- Market competitiveness was less heated than a few months ago but remained elevated in December. While the statewide median sales-price-to-list-price ratio remained above 100 percent, the December’s number was the lowest level since February 2021. Nearly three-fifths of homes (58 percent) still sold above asking price in the latest monthly report but was the lowest level in 10 months.
- California’s Unsold Inventory Index (UII) fell in December to its lowest level on record since C.A.R. began tracking this figure in January 1988, as active listings fell 24.1 percent from last year. December’s UII was 1.2 months and was below 1.4 months in the same month of 2020. The index indicates the number of months it would take to sell the supply of homes on the market at the current rate of sales.
- The median number of days it took to sell a California single-family home was 12 days in December and 11 days in December 2020.
- C.A.R.’s statewide sales-price-to-list-price ratio* was 101.2 percent in December 2021 and 100.1 percent in December 2020.
- The statewide average price per square foot** for an existing single-family home remained elevated. December’s price per square foot was $382, up from $330 in December a year ago.

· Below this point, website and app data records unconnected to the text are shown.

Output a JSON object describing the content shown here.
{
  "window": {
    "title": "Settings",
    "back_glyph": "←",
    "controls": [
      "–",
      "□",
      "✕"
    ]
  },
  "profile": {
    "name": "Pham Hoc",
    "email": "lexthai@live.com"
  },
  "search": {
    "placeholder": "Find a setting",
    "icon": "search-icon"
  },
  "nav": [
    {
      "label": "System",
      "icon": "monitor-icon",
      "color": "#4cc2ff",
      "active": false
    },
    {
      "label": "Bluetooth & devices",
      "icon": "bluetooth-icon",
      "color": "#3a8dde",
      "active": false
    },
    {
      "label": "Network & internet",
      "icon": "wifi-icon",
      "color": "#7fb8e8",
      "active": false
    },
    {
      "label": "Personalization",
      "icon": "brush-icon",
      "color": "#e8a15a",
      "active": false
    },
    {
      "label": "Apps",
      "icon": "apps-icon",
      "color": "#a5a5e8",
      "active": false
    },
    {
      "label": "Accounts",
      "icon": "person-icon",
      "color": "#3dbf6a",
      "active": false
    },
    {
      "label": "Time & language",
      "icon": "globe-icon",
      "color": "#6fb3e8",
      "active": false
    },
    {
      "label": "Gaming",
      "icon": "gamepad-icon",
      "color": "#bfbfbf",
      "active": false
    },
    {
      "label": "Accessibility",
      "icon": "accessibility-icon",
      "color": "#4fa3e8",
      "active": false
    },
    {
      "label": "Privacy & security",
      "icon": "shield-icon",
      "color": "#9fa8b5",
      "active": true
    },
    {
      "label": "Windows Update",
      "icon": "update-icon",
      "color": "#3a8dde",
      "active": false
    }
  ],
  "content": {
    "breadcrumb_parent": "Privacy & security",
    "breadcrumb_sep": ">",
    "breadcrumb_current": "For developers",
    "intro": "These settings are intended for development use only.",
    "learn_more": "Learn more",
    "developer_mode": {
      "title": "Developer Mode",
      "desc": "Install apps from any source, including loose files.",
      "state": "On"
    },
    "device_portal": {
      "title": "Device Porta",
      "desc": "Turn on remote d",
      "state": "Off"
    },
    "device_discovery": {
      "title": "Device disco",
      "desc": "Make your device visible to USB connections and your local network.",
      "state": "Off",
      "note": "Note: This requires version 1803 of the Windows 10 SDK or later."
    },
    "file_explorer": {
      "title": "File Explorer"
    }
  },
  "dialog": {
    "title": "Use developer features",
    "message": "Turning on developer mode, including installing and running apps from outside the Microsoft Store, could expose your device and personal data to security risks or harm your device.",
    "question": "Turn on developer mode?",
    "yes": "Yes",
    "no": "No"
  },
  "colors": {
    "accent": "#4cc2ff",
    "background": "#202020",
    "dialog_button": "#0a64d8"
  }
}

- The 30-year, fixed-mortgage interest rate averaged 3.10 percent in December, up from 2.68 percent in December 2020, according to Freddie Mac. The five-year, adjustable mortgage interest rate averaged 2.43 percent, compared to 2.79 percent in December 2020.
Note: The County MLS median price and sales data in the tables are generated from a survey of more than 90 associations of REALTORS® throughout the state and represent statistics of existing single-family detached homes only. County sales data are not adjusted to account for seasonal factors that can influence home sales. Movements in sales prices should not be interpreted as changes in the cost of a standard home. The median price is where half sold for more and half sold for less; medians are more typical than average prices, which are skewed by a relatively small share of transactions at either the lower end or the upper end. Median prices can be influenced by changes in cost, as well as changes in the characteristics and the size of homes sold. The change in median prices should not be construed as actual price changes in specific homes.
*Sales-to-list-price ratio is an indicator that reflects the negotiation power of home buyers and home sellers under current market conditions. The ratio is calculated by dividing the final sales price of a property by its last list price and is expressed as a percentage. A sales-to-list ratio with 100 percent or above suggests that the property sold for more than the list price, and a ratio below 100 percent indicates that the price sold below the asking price.
**Price per square foot is a measure commonly used by real estate agents and brokers to determine how much a square foot of space a buyer will pay for a property. It is calculated as the sale price of the home divided by the number of finished square feet. C.A.R. currently tracks price-per-square foot statistics for 50 counties.
Leading the way…® in California real estate for more than 110 years, the CALIFORNIA ASSOCIATION OF REALTORS® (www.car.org) is one of the largest state trade organizations in the United States with more than 200,000 members dedicated to the advancement of professionalism in real estate. C.A.R. is headquartered in Los Angeles.